Yesterday at 3am, a bomb went off at the Canadian Forces Recruiting Centre in Centre Ville, Trois-Rivières. Nobody was hurt. Catch the CBC’s coverage here.
I am in Trois-Rivières this month studying French.
Over on the Freakonomics blog, Steven D. Levitt asks the thought provoking question, what would you do to maximize terror if you were a terrorist with limited resources. Readers’ responses to the post were a mixed bag of terror suggestions and hate mail. In a follow-up post, Levitt says that, “The people e-mailing me can’t decide whether I am a moron, a traitor, or both.”
Personally I think it’s an interesting topic, and not one that will give “the terrorists” any ideas they never had before. Hopefully it will provide those in charge of terrorist prevention and response to be better prepared in the event of domestic terror attacks.
In Canada, I think the biggest vulnerability to terrorism would be if they took out a couple of train bridges and brought Canadian commerce to a stand-still.
Because of the layout of the country (something like 80% of our population lives within a couple hours of the border) the transportation networks run basically east to west. I”ve been told there are only two main lines that run parallel across the country. A huge percentage of our goods arrive via sea in Vancouver and are shipped across the country by train. Disabling the tracks in the middle of the country would cripple this process, and doing so probably isn”t much more complicated than a couple of properly placed explosives.
Removing just two very vulnerable bridges, one in Medicine Hat and another in Edmonton, would be enough that virtually no goods could travel across Canada.

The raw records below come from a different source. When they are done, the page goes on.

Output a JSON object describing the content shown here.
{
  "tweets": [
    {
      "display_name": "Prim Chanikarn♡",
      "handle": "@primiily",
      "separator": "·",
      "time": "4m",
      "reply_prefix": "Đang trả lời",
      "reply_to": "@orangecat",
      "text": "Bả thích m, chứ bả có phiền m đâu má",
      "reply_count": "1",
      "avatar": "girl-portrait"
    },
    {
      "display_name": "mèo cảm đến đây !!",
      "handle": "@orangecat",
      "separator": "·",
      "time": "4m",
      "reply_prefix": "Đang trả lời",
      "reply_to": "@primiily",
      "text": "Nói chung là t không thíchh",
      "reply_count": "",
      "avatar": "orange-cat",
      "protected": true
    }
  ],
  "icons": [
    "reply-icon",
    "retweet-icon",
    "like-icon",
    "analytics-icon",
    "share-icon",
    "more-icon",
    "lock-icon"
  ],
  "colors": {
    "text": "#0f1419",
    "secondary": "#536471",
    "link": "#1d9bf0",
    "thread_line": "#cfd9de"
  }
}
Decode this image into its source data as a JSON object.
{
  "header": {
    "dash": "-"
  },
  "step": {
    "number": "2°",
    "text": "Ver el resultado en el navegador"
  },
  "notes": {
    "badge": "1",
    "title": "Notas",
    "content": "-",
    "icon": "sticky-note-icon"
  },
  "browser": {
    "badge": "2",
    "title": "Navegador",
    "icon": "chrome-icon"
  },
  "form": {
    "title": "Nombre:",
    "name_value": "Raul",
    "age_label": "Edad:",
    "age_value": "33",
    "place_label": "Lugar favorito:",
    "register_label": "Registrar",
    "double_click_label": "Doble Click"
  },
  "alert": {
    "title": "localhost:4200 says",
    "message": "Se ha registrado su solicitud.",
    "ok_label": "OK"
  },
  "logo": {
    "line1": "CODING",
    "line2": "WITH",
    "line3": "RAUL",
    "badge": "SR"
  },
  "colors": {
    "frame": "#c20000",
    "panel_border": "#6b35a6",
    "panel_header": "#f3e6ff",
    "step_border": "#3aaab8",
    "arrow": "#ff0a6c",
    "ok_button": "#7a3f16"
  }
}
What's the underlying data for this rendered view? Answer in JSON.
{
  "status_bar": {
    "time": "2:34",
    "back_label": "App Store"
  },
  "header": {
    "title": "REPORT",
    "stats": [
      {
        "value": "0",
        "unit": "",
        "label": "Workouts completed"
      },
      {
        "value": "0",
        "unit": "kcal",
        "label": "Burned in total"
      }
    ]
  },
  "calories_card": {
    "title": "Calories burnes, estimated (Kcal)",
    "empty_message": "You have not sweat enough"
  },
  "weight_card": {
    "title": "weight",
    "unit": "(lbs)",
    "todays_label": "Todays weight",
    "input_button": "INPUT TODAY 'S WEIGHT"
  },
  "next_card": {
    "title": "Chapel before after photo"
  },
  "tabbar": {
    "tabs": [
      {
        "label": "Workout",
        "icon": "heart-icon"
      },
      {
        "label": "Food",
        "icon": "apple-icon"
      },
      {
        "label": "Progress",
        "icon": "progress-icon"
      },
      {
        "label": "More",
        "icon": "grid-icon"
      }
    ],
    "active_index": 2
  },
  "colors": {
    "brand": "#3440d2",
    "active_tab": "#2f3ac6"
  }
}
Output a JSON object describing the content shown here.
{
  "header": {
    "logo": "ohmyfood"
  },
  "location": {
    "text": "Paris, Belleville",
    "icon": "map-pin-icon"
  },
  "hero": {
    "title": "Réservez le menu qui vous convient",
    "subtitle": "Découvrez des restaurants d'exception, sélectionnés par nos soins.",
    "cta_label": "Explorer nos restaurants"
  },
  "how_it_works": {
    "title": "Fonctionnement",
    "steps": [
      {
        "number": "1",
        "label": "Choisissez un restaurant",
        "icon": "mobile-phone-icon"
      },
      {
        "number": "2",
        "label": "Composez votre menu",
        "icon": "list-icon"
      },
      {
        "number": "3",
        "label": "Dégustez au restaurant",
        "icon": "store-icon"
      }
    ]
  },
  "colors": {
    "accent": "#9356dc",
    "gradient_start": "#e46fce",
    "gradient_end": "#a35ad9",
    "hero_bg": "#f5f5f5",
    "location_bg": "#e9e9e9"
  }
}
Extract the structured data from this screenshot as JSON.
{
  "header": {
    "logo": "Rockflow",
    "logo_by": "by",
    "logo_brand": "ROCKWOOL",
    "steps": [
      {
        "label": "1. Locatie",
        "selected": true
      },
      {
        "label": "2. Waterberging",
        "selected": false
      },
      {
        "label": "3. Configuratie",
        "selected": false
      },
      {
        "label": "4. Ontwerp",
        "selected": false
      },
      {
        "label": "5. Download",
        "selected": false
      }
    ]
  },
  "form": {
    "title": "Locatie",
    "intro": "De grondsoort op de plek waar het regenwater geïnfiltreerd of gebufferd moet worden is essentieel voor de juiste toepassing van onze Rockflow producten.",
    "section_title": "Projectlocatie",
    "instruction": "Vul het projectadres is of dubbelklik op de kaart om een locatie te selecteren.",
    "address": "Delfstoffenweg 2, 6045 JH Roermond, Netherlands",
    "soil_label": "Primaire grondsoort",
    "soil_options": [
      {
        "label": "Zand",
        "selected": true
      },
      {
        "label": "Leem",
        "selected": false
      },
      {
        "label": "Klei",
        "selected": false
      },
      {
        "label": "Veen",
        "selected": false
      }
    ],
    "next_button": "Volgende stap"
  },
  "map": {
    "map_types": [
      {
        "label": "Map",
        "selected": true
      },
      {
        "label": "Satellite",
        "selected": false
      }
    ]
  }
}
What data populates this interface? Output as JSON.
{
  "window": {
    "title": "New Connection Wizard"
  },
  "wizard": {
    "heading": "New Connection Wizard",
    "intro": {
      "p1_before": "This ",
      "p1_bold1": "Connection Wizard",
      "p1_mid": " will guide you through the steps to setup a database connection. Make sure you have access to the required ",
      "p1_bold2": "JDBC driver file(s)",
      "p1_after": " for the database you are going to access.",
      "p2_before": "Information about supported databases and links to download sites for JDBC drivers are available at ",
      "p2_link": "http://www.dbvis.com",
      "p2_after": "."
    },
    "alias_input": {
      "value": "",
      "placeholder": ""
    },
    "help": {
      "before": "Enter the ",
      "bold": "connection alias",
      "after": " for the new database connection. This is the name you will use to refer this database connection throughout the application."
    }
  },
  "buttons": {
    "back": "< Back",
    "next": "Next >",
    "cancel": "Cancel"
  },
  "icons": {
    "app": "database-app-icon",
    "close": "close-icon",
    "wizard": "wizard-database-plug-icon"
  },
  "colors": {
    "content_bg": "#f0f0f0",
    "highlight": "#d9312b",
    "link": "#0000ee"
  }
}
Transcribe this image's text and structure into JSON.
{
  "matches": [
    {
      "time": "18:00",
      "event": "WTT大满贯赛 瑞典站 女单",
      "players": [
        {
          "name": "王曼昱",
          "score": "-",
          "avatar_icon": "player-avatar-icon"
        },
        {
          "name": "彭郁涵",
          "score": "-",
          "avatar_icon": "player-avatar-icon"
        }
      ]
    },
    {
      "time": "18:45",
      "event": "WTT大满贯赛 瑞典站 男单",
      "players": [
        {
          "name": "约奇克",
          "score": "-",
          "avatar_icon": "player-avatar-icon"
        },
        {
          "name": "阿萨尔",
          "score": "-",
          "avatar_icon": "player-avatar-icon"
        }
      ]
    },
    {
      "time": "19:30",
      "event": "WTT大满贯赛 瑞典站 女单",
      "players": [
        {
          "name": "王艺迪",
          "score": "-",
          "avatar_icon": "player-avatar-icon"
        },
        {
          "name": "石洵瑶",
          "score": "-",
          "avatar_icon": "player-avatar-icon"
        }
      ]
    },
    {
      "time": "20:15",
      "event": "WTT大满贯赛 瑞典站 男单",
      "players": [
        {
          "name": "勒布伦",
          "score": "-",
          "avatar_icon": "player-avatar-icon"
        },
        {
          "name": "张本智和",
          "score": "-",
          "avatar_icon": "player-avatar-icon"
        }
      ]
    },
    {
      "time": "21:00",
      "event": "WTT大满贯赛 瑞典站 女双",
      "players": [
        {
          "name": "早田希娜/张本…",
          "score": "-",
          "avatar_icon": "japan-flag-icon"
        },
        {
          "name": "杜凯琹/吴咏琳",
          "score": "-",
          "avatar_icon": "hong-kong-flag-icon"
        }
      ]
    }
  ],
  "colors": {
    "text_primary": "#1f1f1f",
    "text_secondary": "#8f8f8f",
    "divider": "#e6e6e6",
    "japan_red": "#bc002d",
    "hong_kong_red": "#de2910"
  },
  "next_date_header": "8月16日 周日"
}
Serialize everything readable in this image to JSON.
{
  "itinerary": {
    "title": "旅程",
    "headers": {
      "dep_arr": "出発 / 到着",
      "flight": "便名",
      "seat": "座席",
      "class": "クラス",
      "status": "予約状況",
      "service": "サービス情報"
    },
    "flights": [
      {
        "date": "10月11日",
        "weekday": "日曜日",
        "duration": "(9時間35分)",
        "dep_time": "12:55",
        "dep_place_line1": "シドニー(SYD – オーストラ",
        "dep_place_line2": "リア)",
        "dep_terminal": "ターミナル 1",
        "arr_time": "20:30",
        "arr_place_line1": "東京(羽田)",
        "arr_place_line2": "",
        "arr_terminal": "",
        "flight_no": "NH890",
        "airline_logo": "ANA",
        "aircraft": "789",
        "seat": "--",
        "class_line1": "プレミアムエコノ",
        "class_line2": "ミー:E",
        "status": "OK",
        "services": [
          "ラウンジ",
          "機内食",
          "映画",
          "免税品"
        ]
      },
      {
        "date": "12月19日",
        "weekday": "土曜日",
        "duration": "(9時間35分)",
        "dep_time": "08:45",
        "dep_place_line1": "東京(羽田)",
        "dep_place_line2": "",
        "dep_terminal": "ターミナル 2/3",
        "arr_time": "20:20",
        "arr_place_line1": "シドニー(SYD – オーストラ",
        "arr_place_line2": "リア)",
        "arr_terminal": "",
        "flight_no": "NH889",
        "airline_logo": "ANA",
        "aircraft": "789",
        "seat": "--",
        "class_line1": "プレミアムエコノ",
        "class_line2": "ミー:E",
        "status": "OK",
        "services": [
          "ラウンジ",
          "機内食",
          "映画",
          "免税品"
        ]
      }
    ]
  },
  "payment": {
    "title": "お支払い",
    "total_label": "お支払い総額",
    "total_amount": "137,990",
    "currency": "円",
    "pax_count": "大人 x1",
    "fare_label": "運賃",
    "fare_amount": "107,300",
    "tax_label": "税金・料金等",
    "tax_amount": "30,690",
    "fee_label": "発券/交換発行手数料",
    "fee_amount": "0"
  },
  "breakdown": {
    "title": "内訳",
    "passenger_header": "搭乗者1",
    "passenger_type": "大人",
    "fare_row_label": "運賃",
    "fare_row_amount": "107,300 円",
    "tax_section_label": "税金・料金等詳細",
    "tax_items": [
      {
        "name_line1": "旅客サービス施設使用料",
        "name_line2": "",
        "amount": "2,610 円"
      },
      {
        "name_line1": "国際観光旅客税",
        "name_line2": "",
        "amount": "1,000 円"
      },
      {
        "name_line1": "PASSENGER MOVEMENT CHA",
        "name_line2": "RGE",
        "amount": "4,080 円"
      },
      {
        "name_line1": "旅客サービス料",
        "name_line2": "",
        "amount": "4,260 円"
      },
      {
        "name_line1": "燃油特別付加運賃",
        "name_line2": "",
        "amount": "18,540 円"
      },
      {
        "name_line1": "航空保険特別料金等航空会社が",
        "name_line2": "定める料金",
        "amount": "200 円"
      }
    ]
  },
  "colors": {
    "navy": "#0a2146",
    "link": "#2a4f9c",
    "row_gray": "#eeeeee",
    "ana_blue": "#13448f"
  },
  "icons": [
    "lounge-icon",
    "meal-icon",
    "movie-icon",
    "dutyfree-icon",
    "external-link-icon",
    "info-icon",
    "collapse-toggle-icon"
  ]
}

I have no idea how long it would take to rebuild a train bridge, but it would definitely be the worst terror attack in our country’s history.
So what could be done to prevent such an attack? Building bomb proof bridges is not exactly an option. Putting up security guards around the bridges probably would work, but who wants to pay for that — not to mention the fact that because on any given day the chances of a terrorist strike against the bridges is so slim, it might be ineffective anyway unless the guards are always particularly vigilant.
I guess the best I can do for peace of mind is try not to think about it.
I’d heard the rumour floating around, but I didn’t believe it—this Reuters article, France to probe bin Laden death report leak, makes me wonder.
From the article:
France’s Defence Ministry said on Saturday a secret service report saying al Qaeda leader Osama bin Laden had died could not be confirmed but said it would launch an inquiry into the leak of secret documents.
The Defence Ministry issued the statement after a French regional newspaper, L’Est Republicain, published a report quoting a French secret service report as saying Saudi Arabia is convinced al Qaeda leader Osama bin Laden died of typhoid in Pakistan last month.
U.S. cannot confirm bin Laden death report
By David Morgan
WASHINGTON (Reuters) – The U.S. government is unable to confirm a French newspaper report that al Qaeda leader Osama bin Laden is believed to have died last month in Pakistan, the U.S. State Department said on Saturday.
“We don’t have any confirmation of those reports,” said State Department spokesman Sean McCormack.
“We have no confirmation of that report,” echoed White House spokesman Blair Jones.
A U.S. intelligence official, who spoke on condition of anonymity, came closer to an outright denial, saying Washington had no evidence to suggest the French report was true.
“We don’t have anything to support it,” the official said.
“We’ve heard these things before and have no reason to think this is any different. There’s just nothing we can point to, to say this report has any more credence than other reports we’ve seen in the past.”
The French regional daily L’Est Republicain reported that, according to a French secret service report, Saudi Arabia is convinced bin Laden died of typhoid in Pakistan in late August. The French government has said it could not confirm the report and would investigate the intelligence leak.
Media reports suggesting bin Laden was dead, seriously wounded or in ill health have surfaced periodically over the years, especially during lengthy periods of time without taped messages from the al Qaeda leader.
U.S. officials have suggested that his death would be accompanied by a surge of e-mail and telephone chatter among bereaved al Qaeda members, if not an actual announcement from the militant network.
But officials said they were not aware of any such chatter in recent weeks.
Still, a U.S. counterterrorism official, who spoke off the record, declined to completely rule out bin Laden’s death.
“It’s quite possible (that) there was some talk of this, but in terms of being able to confirm this, that I can’t do,” said the official, who declined to be identified.
A factor fuelling persistent speculation about bin Laden’s health is that he has not been seen on a new videotape since late 2004, while his second-in-command, Ayman al-Zawahri, has made a number of videotaped appearances.
But bin Laden, 49, a Saudi-born fugitive with a $25 million (13.2 million pound) price on his head, has released several audiotapes this year, which U.S. intelligence has authenticated.
His latest audiotape surfaced in July. In it, he warned Iraq’s Shi’ite majority of retaliation for attacks on Sunni Arabs and said al Qaeda would fight the United States anywhere in the world.
(Additional reporting by Sue Pleming in New York and Caren Bohan in Washington)